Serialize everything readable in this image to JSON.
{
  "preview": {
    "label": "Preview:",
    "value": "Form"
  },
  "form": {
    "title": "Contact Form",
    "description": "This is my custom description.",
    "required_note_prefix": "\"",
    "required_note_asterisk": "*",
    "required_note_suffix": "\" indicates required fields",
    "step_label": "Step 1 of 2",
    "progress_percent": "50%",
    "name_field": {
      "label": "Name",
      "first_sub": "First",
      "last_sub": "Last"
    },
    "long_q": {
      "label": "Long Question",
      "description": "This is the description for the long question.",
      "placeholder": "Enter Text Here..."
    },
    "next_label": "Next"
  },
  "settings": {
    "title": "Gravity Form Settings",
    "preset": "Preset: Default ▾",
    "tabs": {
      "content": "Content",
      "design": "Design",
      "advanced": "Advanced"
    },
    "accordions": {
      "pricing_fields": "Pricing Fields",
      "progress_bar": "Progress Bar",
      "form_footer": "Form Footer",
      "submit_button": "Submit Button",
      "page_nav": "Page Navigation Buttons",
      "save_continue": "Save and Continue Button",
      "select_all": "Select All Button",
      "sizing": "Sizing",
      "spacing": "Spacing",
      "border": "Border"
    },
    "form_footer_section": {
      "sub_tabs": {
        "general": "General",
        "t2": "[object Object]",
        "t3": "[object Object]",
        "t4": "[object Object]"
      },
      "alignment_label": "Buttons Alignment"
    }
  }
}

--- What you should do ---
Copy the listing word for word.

--- Response area ---
Serialize everything readable in this image to JSON.
{
  "preview": {
    "label": "Preview:",
    "value": "Form"
  },
  "form": {
    "title": "Contact Form",
    "description": "This is my custom description.",
    "required_note_prefix": "\"",
    "required_note_asterisk": "*",
    "required_note_suffix": "\" indicates required fields",
    "step_label": "Step 1 of 2",
    "progress_percent": "50%",
    "name_field": {
      "label": "Name",
      "first_sub": "First",
      "last_sub": "Last"
    },
    "long_q": {
      "label": "Long Question",
      "description": "This is the description for the long question.",
      "placeholder": "Enter Text Here..."
    },
    "next_label": "Next"
  },
  "settings": {
    "title": "Gravity Form Settings",
    "preset": "Preset: Default ▾",
    "tabs": {
      "content": "Content",
      "design": "Design",
      "advanced": "Advanced"
    },
    "accordions": {
      "pricing_fields": "Pricing Fields",
      "progress_bar": "Progress Bar",
      "form_footer": "Form Footer",
      "submit_button": "Submit Button",
      "page_nav": "Page Navigation Buttons",
      "save_continue": "Save and Continue Button",
      "select_all": "Select All Button",
      "sizing": "Sizing",
      "spacing": "Spacing",
      "border": "Border"
    },
    "form_footer_section": {
      "sub_tabs": {
        "general": "General",
        "t2": "[object Object]",
        "t3": "[object Object]",
        "t4": "[object Object]"
      },
      "alignment_label": "Buttons Alignment"
    }
  }
}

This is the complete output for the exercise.